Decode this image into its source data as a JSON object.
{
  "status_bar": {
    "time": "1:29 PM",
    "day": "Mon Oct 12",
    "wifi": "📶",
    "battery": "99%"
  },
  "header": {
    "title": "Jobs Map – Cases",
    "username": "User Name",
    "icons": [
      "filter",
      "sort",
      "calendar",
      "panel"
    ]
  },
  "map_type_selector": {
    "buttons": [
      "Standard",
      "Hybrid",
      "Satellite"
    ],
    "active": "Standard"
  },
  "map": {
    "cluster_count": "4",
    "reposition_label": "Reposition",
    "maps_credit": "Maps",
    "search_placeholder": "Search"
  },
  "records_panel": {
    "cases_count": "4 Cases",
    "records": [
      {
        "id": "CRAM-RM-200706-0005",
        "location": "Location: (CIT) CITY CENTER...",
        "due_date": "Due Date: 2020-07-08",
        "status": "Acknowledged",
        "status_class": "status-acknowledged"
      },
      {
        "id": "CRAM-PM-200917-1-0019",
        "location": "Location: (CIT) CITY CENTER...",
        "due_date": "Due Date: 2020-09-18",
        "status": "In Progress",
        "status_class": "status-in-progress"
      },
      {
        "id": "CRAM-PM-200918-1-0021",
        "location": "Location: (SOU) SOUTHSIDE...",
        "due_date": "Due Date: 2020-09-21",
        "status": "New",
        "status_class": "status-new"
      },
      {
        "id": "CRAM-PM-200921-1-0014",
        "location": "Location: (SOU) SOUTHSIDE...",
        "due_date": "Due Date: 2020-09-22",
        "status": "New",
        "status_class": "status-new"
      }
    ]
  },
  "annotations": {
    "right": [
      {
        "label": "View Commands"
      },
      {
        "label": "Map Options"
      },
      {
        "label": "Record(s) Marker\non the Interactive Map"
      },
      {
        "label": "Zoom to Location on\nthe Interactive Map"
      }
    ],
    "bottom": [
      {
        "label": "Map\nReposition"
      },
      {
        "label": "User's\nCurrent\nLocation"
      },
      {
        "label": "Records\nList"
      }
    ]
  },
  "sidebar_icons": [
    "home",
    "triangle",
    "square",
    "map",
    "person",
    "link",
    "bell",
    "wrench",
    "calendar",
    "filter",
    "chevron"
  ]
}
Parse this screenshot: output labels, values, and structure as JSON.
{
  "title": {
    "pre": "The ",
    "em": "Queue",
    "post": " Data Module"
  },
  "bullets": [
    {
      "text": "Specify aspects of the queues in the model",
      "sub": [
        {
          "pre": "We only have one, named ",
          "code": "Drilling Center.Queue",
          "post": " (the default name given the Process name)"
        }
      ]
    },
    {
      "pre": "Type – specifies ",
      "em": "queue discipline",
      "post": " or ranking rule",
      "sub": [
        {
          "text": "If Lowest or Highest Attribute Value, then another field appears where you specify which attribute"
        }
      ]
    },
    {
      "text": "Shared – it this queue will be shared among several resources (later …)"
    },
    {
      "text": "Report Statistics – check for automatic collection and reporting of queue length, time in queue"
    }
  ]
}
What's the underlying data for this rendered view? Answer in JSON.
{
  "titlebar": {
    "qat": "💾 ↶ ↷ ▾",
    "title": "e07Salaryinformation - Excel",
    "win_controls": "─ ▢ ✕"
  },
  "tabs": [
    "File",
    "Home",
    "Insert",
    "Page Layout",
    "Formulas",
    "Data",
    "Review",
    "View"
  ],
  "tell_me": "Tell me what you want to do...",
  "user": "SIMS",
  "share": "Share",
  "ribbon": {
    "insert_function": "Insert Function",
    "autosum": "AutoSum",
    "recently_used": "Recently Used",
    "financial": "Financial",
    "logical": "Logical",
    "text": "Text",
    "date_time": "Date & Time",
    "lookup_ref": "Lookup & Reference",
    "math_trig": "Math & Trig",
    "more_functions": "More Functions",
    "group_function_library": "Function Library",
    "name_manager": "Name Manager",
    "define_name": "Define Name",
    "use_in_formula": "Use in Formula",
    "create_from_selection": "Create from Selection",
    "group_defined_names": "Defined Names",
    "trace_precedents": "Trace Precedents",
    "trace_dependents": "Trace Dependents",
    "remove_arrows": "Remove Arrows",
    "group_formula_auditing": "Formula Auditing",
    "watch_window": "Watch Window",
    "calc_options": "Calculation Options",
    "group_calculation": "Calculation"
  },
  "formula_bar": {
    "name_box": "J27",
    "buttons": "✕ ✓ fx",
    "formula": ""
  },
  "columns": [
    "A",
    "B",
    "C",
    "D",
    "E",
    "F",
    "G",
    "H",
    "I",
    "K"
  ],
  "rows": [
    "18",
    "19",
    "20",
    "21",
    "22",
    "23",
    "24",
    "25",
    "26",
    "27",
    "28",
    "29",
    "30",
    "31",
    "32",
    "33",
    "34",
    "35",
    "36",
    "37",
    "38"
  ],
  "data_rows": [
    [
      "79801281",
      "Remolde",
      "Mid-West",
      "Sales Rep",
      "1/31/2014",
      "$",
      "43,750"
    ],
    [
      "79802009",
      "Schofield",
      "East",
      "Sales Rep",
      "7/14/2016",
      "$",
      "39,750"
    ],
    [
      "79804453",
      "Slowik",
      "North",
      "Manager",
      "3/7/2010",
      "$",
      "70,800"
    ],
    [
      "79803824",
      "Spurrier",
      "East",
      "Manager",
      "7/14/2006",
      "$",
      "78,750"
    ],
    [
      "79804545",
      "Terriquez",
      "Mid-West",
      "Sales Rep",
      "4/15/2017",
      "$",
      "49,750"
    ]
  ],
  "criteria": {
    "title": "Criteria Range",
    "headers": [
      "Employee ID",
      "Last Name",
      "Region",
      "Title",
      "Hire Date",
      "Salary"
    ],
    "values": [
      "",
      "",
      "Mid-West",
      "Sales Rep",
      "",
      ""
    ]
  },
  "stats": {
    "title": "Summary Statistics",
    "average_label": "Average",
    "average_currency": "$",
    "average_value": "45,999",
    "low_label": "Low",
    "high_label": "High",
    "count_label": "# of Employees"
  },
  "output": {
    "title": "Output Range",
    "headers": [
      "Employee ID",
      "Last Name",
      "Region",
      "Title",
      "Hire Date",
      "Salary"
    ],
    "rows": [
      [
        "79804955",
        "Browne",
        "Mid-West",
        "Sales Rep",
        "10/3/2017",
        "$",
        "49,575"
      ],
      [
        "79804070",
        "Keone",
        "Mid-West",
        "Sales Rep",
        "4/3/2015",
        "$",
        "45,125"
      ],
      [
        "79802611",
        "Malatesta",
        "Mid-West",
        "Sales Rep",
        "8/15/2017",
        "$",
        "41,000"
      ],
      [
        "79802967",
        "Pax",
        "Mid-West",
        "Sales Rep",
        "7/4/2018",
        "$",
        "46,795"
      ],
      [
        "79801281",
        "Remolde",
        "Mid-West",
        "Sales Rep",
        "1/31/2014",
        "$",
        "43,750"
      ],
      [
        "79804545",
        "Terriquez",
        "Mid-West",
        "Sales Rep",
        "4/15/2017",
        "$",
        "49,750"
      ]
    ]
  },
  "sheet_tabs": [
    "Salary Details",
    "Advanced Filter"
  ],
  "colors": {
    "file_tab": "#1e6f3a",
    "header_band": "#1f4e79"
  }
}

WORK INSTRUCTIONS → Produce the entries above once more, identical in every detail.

ANSWER TO THE PROBLEM →
Decode this image into its source data as a JSON object.
{
  "status_bar": {
    "time": "1:29 PM",
    "day": "Mon Oct 12",
    "wifi": "📶",
    "battery": "99%"
  },
  "header": {
    "title": "Jobs Map – Cases",
    "username": "User Name",
    "icons": [
      "filter",
      "sort",
      "calendar",
      "panel"
    ]
  },
  "map_type_selector": {
    "buttons": [
      "Standard",
      "Hybrid",
      "Satellite"
    ],
    "active": "Standard"
  },
  "map": {
    "cluster_count": "4",
    "reposition_label": "Reposition",
    "maps_credit": "Maps",
    "search_placeholder": "Search"
  },
  "records_panel": {
    "cases_count": "4 Cases",
    "records": [
      {
        "id": "CRAM-RM-200706-0005",
        "location": "Location: (CIT) CITY CENTER...",
        "due_date": "Due Date: 2020-07-08",
        "status": "Acknowledged",
        "status_class": "status-acknowledged"
      },
      {
        "id": "CRAM-PM-200917-1-0019",
        "location": "Location: (CIT) CITY CENTER...",
        "due_date": "Due Date: 2020-09-18",
        "status": "In Progress",
        "status_class": "status-in-progress"
      },
      {
        "id": "CRAM-PM-200918-1-0021",
        "location": "Location: (SOU) SOUTHSIDE...",
        "due_date": "Due Date: 2020-09-21",
        "status": "New",
        "status_class": "status-new"
      },
      {
        "id": "CRAM-PM-200921-1-0014",
        "location": "Location: (SOU) SOUTHSIDE...",
        "due_date": "Due Date: 2020-09-22",
        "status": "New",
        "status_class": "status-new"
      }
    ]
  },
  "annotations": {
    "right": [
      {
        "label": "View Commands"
      },
      {
        "label": "Map Options"
      },
      {
        "label": "Record(s) Marker\non the Interactive Map"
      },
      {
        "label": "Zoom to Location on\nthe Interactive Map"
      }
    ],
    "bottom": [
      {
        "label": "Map\nReposition"
      },
      {
        "label": "User's\nCurrent\nLocation"
      },
      {
        "label": "Records\nList"
      }
    ]
  },
  "sidebar_icons": [
    "home",
    "triangle",
    "square",
    "map",
    "person",
    "link",
    "bell",
    "wrench",
    "calendar",
    "filter",
    "chevron"
  ]
}
Parse this screenshot: output labels, values, and structure as JSON.
{
  "title": {
    "pre": "The ",
    "em": "Queue",
    "post": " Data Module"
  },
  "bullets": [
    {
      "text": "Specify aspects of the queues in the model",
      "sub": [
        {
          "pre": "We only have one, named ",
          "code": "Drilling Center.Queue",
          "post": " (the default name given the Process name)"
        }
      ]
    },
    {
      "pre": "Type – specifies ",
      "em": "queue discipline",
      "post": " or ranking rule",
      "sub": [
        {
          "text": "If Lowest or Highest Attribute Value, then another field appears where you specify which attribute"
        }
      ]
    },
    {
      "text": "Shared – it this queue will be shared among several resources (later …)"
    },
    {
      "text": "Report Statistics – check for automatic collection and reporting of queue length, time in queue"
    }
  ]
}
What's the underlying data for this rendered view? Answer in JSON.
{
  "titlebar": {
    "qat": "💾 ↶ ↷ ▾",
    "title": "e07Salaryinformation - Excel",
    "win_controls": "─ ▢ ✕"
  },
  "tabs": [
    "File",
    "Home",
    "Insert",
    "Page Layout",
    "Formulas",
    "Data",
    "Review",
    "View"
  ],
  "tell_me": "Tell me what you want to do...",
  "user": "SIMS",
  "share": "Share",
  "ribbon": {
    "insert_function": "Insert Function",
    "autosum": "AutoSum",
    "recently_used": "Recently Used",
    "financial": "Financial",
    "logical": "Logical",
    "text": "Text",
    "date_time": "Date & Time",
    "lookup_ref": "Lookup & Reference",
    "math_trig": "Math & Trig",
    "more_functions": "More Functions",
    "group_function_library": "Function Library",
    "name_manager": "Name Manager",
    "define_name": "Define Name",
    "use_in_formula": "Use in Formula",
    "create_from_selection": "Create from Selection",
    "group_defined_names": "Defined Names",
    "trace_precedents": "Trace Precedents",
    "trace_dependents": "Trace Dependents",
    "remove_arrows": "Remove Arrows",
    "group_formula_auditing": "Formula Auditing",
    "watch_window": "Watch Window",
    "calc_options": "Calculation Options",
    "group_calculation": "Calculation"
  },
  "formula_bar": {
    "name_box": "J27",
    "buttons": "✕ ✓ fx",
    "formula": ""
  },
  "columns": [
    "A",
    "B",
    "C",
    "D",
    "E",
    "F",
    "G",
    "H",
    "I",
    "K"
  ],
  "rows": [
    "18",
    "19",
    "20",
    "21",
    "22",
    "23",
    "24",
    "25",
    "26",
    "27",
    "28",
    "29",
    "30",
    "31",
    "32",
    "33",
    "34",
    "35",
    "36",
    "37",
    "38"
  ],
  "data_rows": [
    [
      "79801281",
      "Remolde",
      "Mid-West",
      "Sales Rep",
      "1/31/2014",
      "$",
      "43,750"
    ],
    [
      "79802009",
      "Schofield",
      "East",
      "Sales Rep",
      "7/14/2016",
      "$",
      "39,750"
    ],
    [
      "79804453",
      "Slowik",
      "North",
      "Manager",
      "3/7/2010",
      "$",
      "70,800"
    ],
    [
      "79803824",
      "Spurrier",
      "East",
      "Manager",
      "7/14/2006",
      "$",
      "78,750"
    ],
    [
      "79804545",
      "Terriquez",
      "Mid-West",
      "Sales Rep",
      "4/15/2017",
      "$",
      "49,750"
    ]
  ],
  "criteria": {
    "title": "Criteria Range",
    "headers": [
      "Employee ID",
      "Last Name",
      "Region",
      "Title",
      "Hire Date",
      "Salary"
    ],
    "values": [
      "",
      "",
      "Mid-West",
      "Sales Rep",
      "",
      ""
    ]
  },
  "stats": {
    "title": "Summary Statistics",
    "average_label": "Average",
    "average_currency": "$",
    "average_value": "45,999",
    "low_label": "Low",
    "high_label": "High",
    "count_label": "# of Employees"
  },
  "output": {
    "title": "Output Range",
    "headers": [
      "Employee ID",
      "Last Name",
      "Region",
      "Title",
      "Hire Date",
      "Salary"
    ],
    "rows": [
      [
        "79804955",
        "Browne",
        "Mid-West",
        "Sales Rep",
        "10/3/2017",
        "$",
        "49,575"
      ],
      [
        "79804070",
        "Keone",
        "Mid-West",
        "Sales Rep",
        "4/3/2015",
        "$",
        "45,125"
      ],
      [
        "79802611",
        "Malatesta",
        "Mid-West",
        "Sales Rep",
        "8/15/2017",
        "$",
        "41,000"
      ],
      [
        "79802967",
        "Pax",
        "Mid-West",
        "Sales Rep",
        "7/4/2018",
        "$",
        "46,795"
      ],
      [
        "79801281",
        "Remolde",
        "Mid-West",
        "Sales Rep",
        "1/31/2014",
        "$",
        "43,750"
      ],
      [
        "79804545",
        "Terriquez",
        "Mid-West",
        "Sales Rep",
        "4/15/2017",
        "$",
        "49,750"
      ]
    ]
  },
  "sheet_tabs": [
    "Salary Details",
    "Advanced Filter"
  ],
  "colors": {
    "file_tab": "#1e6f3a",
    "header_band": "#1f4e79"
  }
}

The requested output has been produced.